Robert Indiana, “the Man who tilted the ‘O’ of LOVE was born Robert Clark, changing his name to the state of his birth. It is fitting that he adopted a place name: his family moved house numerous times during his formative years, and he traveled no less in adulthood, joining the US Air Force, and studying art in Chicago, Maine and Edinburgh before settling in New York and becoming tied in Pop Art. Those young years on the road clearly influenced Indiana’s work, the repeated stencil text, and stars and stripes motifs evoking road signs, authority badges, and military insignia, while simultaneously informing a generation of graphic designers. A major exhibition of his work gets underway this month in New York, with a satellite retrospective at Walton Fine Arts in London”.
Can You Go Wrong With Blue-Chip Artists?
Looking at recent record figures from the sales of Contemporary Art in New York, the answer seems to be: no. The price surge from the already impressive results of 2012 gives art collectors worldwide the welcome reassurance that investing in Art’s big names is a secure path to follow.
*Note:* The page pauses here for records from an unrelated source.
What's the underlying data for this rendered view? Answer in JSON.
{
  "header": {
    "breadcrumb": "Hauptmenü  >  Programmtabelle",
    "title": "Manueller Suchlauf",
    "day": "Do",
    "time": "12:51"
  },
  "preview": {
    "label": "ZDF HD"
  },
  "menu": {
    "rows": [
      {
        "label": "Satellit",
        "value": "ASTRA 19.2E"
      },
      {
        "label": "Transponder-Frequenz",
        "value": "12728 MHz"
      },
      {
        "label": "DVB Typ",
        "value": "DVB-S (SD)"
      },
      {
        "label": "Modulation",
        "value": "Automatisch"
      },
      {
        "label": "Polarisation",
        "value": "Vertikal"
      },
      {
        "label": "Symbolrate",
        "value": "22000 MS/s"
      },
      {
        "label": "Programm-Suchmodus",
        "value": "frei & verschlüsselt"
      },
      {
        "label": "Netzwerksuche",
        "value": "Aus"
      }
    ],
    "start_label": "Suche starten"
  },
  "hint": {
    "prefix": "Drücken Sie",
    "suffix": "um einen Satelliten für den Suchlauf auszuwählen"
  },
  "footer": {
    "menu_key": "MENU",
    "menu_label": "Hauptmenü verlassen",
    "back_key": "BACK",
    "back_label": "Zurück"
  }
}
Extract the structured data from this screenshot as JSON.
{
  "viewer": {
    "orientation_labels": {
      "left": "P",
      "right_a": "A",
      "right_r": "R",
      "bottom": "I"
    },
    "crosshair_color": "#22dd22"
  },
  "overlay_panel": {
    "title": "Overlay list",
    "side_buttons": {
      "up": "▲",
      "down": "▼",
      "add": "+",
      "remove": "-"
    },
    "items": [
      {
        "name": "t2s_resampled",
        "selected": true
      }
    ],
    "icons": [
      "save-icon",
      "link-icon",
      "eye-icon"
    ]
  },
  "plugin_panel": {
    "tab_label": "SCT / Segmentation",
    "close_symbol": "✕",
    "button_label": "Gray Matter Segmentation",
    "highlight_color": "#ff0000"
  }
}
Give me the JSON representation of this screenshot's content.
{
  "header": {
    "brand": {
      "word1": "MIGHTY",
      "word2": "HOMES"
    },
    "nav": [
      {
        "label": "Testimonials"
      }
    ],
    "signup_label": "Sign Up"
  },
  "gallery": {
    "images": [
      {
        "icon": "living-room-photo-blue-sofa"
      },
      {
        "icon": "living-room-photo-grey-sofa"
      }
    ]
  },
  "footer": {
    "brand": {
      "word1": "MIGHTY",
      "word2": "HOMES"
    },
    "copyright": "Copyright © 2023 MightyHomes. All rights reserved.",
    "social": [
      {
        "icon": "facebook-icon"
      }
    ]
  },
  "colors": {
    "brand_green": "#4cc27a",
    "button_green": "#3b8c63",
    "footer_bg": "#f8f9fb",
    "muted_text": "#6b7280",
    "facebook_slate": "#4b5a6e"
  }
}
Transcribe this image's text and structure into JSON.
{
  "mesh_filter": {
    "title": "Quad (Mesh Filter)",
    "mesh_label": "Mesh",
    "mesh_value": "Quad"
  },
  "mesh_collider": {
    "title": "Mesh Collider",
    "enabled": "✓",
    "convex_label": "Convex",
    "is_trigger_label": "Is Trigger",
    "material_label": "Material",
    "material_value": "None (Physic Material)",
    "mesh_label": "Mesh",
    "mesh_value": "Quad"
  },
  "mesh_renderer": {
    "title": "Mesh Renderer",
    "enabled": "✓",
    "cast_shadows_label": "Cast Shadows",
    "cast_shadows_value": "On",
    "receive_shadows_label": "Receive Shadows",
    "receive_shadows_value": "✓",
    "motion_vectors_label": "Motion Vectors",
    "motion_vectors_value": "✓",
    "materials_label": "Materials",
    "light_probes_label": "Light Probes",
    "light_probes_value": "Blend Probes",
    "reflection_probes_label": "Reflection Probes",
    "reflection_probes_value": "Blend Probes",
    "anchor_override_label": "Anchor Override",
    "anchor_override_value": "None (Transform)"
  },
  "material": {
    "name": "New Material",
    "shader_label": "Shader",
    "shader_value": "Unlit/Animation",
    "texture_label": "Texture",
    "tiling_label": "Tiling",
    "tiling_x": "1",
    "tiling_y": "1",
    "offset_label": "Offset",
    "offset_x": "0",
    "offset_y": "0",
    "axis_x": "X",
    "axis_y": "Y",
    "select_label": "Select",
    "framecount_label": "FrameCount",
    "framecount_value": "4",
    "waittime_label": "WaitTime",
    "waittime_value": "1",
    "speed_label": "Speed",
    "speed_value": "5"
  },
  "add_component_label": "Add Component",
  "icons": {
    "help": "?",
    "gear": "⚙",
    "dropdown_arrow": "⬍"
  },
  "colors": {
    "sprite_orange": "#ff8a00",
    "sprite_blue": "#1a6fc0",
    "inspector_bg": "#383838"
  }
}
Works by heavy weight names like Andy Warhol, Jean-Michel Basquiat and Roy Lichtenstein are still able to pull millions of pounds – with prices inflating by tenths of millions before changing hands after just one year.
While current trends such as American Abstract Expressionism performed impressively well this year, Pop Art is still one of the most popular currents. A major Warhol retrospective at the Hong Kong Museum of Art closed in March, after drawing more than 250,000 visitors. Predictably, non-living artists like Lichtenstein and Warhol are battling for the throne with ever inflating multi-million figures, but for those already looking ahead the artists to keep on the radar are surely the ones who are still alive like Robert Indiana – whose massive retrospective exhibition (“Robert Indiana: Beyond Love”) is opening at the Whitney Museum in New York on September the 26th.
The author of the LOVE iconic paintings and sculptures will also be honoured with an exhibition (“The Essential Robert Indiana”) at the Indianapolis Museum of Art opening on the 16th of February 2014.
Get ready for some serious Robert Indiana madness!
On the other side of the world – at the extremely successful (more than 60,000 visitors!) Hong Kong Base Art Fair, a recent artwork by Takashi Murakami (“Pom & Me: On the Red Mound of the Dead”) was sold for a reported sum of $400,000. The prolific Japanese master, dubbed the ‘modern day Andy Warhol’ for his similar work ethic and practices to his legendary mentor, never ceases to fascinate art lovers worldwide.
As of 2013, Blue-Chip artists’ power seems to be unstoppable.
Walton Street Journal – An Art Investment Feature by Walton Fine Arts London